# Exercise aim
Below are some records; write them all out again exactly.

# Task inputs
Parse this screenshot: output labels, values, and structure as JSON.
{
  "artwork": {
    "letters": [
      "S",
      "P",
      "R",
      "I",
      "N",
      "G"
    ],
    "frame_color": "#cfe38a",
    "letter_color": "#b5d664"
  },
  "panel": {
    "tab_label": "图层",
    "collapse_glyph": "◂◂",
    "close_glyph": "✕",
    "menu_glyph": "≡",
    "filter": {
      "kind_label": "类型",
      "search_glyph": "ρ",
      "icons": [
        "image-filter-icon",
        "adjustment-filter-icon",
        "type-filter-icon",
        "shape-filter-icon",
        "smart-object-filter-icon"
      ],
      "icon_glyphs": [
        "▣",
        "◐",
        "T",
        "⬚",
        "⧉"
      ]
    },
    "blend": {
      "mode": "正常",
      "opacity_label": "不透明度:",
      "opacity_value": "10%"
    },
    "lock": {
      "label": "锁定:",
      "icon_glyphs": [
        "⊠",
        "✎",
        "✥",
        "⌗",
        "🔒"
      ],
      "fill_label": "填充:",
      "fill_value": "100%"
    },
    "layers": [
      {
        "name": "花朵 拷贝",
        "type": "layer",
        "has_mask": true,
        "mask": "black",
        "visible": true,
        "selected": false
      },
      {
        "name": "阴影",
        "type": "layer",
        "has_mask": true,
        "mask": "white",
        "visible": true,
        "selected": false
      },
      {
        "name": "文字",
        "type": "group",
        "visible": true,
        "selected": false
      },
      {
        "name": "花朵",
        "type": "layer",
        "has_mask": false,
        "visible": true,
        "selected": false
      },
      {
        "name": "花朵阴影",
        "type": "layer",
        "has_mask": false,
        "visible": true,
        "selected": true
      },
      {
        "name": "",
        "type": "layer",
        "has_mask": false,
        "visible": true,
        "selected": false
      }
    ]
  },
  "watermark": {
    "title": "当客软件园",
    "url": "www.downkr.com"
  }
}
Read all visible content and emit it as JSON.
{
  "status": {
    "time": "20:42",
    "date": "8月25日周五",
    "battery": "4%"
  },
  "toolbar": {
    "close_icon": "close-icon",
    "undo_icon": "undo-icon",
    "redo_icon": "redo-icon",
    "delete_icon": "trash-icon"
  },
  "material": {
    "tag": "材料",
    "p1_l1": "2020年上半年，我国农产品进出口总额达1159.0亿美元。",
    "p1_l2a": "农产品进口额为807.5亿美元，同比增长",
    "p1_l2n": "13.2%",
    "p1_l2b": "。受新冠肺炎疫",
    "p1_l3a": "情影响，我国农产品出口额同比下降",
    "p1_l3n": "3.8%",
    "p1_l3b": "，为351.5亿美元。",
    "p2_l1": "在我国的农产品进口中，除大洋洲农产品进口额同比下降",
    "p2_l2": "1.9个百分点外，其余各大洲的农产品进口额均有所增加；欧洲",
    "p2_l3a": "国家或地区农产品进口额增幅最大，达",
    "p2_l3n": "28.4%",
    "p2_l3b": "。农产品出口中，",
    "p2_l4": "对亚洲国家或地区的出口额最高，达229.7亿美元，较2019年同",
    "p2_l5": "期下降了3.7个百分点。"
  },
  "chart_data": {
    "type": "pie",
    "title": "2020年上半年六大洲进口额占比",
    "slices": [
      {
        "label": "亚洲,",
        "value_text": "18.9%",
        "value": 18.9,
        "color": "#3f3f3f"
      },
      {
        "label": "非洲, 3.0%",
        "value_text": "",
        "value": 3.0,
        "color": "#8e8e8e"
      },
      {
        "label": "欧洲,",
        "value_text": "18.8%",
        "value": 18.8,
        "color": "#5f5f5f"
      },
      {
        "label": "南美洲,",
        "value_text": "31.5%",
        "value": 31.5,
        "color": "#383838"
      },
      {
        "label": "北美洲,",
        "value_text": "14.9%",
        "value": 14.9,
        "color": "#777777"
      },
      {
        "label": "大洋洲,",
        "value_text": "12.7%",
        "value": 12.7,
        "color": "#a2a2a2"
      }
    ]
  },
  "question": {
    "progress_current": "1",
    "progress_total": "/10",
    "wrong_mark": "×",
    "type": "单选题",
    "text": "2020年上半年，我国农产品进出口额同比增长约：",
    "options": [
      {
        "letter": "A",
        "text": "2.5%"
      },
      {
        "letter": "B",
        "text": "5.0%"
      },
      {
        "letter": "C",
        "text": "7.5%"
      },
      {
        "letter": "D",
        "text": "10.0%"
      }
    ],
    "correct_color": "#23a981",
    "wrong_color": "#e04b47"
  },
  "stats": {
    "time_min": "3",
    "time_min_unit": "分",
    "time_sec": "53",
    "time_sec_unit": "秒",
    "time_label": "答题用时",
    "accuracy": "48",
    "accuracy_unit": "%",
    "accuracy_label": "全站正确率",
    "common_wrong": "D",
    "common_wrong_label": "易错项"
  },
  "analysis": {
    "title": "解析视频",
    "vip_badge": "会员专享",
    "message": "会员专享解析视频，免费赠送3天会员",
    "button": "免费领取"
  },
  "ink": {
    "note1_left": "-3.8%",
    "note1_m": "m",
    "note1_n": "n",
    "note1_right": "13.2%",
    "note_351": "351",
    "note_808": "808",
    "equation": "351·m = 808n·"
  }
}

# Expected output
Parse this screenshot: output labels, values, and structure as JSON.
{
  "artwork": {
    "letters": [
      "S",
      "P",
      "R",
      "I",
      "N",
      "G"
    ],
    "frame_color": "#cfe38a",
    "letter_color": "#b5d664"
  },
  "panel": {
    "tab_label": "图层",
    "collapse_glyph": "◂◂",
    "close_glyph": "✕",
    "menu_glyph": "≡",
    "filter": {
      "kind_label": "类型",
      "search_glyph": "ρ",
      "icons": [
        "image-filter-icon",
        "adjustment-filter-icon",
        "type-filter-icon",
        "shape-filter-icon",
        "smart-object-filter-icon"
      ],
      "icon_glyphs": [
        "▣",
        "◐",
        "T",
        "⬚",
        "⧉"
      ]
    },
    "blend": {
      "mode": "正常",
      "opacity_label": "不透明度:",
      "opacity_value": "10%"
    },
    "lock": {
      "label": "锁定:",
      "icon_glyphs": [
        "⊠",
        "✎",
        "✥",
        "⌗",
        "🔒"
      ],
      "fill_label": "填充:",
      "fill_value": "100%"
    },
    "layers": [
      {
        "name": "花朵 拷贝",
        "type": "layer",
        "has_mask": true,
        "mask": "black",
        "visible": true,
        "selected": false
      },
      {
        "name": "阴影",
        "type": "layer",
        "has_mask": true,
        "mask": "white",
        "visible": true,
        "selected": false
      },
      {
        "name": "文字",
        "type": "group",
        "visible": true,
        "selected": false
      },
      {
        "name": "花朵",
        "type": "layer",
        "has_mask": false,
        "visible": true,
        "selected": false
      },
      {
        "name": "花朵阴影",
        "type": "layer",
        "has_mask": false,
        "visible": true,
        "selected": true
      },
      {
        "name": "",
        "type": "layer",
        "has_mask": false,
        "visible": true,
        "selected": false
      }
    ]
  },
  "watermark": {
    "title": "当客软件园",
    "url": "www.downkr.com"
  }
}
Read all visible content and emit it as JSON.
{
  "status": {
    "time": "20:42",
    "date": "8月25日周五",
    "battery": "4%"
  },
  "toolbar": {
    "close_icon": "close-icon",
    "undo_icon": "undo-icon",
    "redo_icon": "redo-icon",
    "delete_icon": "trash-icon"
  },
  "material": {
    "tag": "材料",
    "p1_l1": "2020年上半年，我国农产品进出口总额达1159.0亿美元。",
    "p1_l2a": "农产品进口额为807.5亿美元，同比增长",
    "p1_l2n": "13.2%",
    "p1_l2b": "。受新冠肺炎疫",
    "p1_l3a": "情影响，我国农产品出口额同比下降",
    "p1_l3n": "3.8%",
    "p1_l3b": "，为351.5亿美元。",
    "p2_l1": "在我国的农产品进口中，除大洋洲农产品进口额同比下降",
    "p2_l2": "1.9个百分点外，其余各大洲的农产品进口额均有所增加；欧洲",
    "p2_l3a": "国家或地区农产品进口额增幅最大，达",
    "p2_l3n": "28.4%",
    "p2_l3b": "。农产品出口中，",
    "p2_l4": "对亚洲国家或地区的出口额最高，达229.7亿美元，较2019年同",
    "p2_l5": "期下降了3.7个百分点。"
  },
  "chart_data": {
    "type": "pie",
    "title": "2020年上半年六大洲进口额占比",
    "slices": [
      {
        "label": "亚洲,",
        "value_text": "18.9%",
        "value": 18.9,
        "color": "#3f3f3f"
      },
      {
        "label": "非洲, 3.0%",
        "value_text": "",
        "value": 3.0,
        "color": "#8e8e8e"
      },
      {
        "label": "欧洲,",
        "value_text": "18.8%",
        "value": 18.8,
        "color": "#5f5f5f"
      },
      {
        "label": "南美洲,",
        "value_text": "31.5%",
        "value": 31.5,
        "color": "#383838"
      },
      {
        "label": "北美洲,",
        "value_text": "14.9%",
        "value": 14.9,
        "color": "#777777"
      },
      {
        "label": "大洋洲,",
        "value_text": "12.7%",
        "value": 12.7,
        "color": "#a2a2a2"
      }
    ]
  },
  "question": {
    "progress_current": "1",
    "progress_total": "/10",
    "wrong_mark": "×",
    "type": "单选题",
    "text": "2020年上半年，我国农产品进出口额同比增长约：",
    "options": [
      {
        "letter": "A",
        "text": "2.5%"
      },
      {
        "letter": "B",
        "text": "5.0%"
      },
      {
        "letter": "C",
        "text": "7.5%"
      },
      {
        "letter": "D",
        "text": "10.0%"
      }
    ],
    "correct_color": "#23a981",
    "wrong_color": "#e04b47"
  },
  "stats": {
    "time_min": "3",
    "time_min_unit": "分",
    "time_sec": "53",
    "time_sec_unit": "秒",
    "time_label": "答题用时",
    "accuracy": "48",
    "accuracy_unit": "%",
    "accuracy_label": "全站正确率",
    "common_wrong": "D",
    "common_wrong_label": "易错项"
  },
  "analysis": {
    "title": "解析视频",
    "vip_badge": "会员专享",
    "message": "会员专享解析视频，免费赠送3天会员",
    "button": "免费领取"
  },
  "ink": {
    "note1_left": "-3.8%",
    "note1_m": "m",
    "note1_n": "n",
    "note1_right": "13.2%",
    "note_351": "351",
    "note_808": "808",
    "equation": "351·m = 808n·"
  }
}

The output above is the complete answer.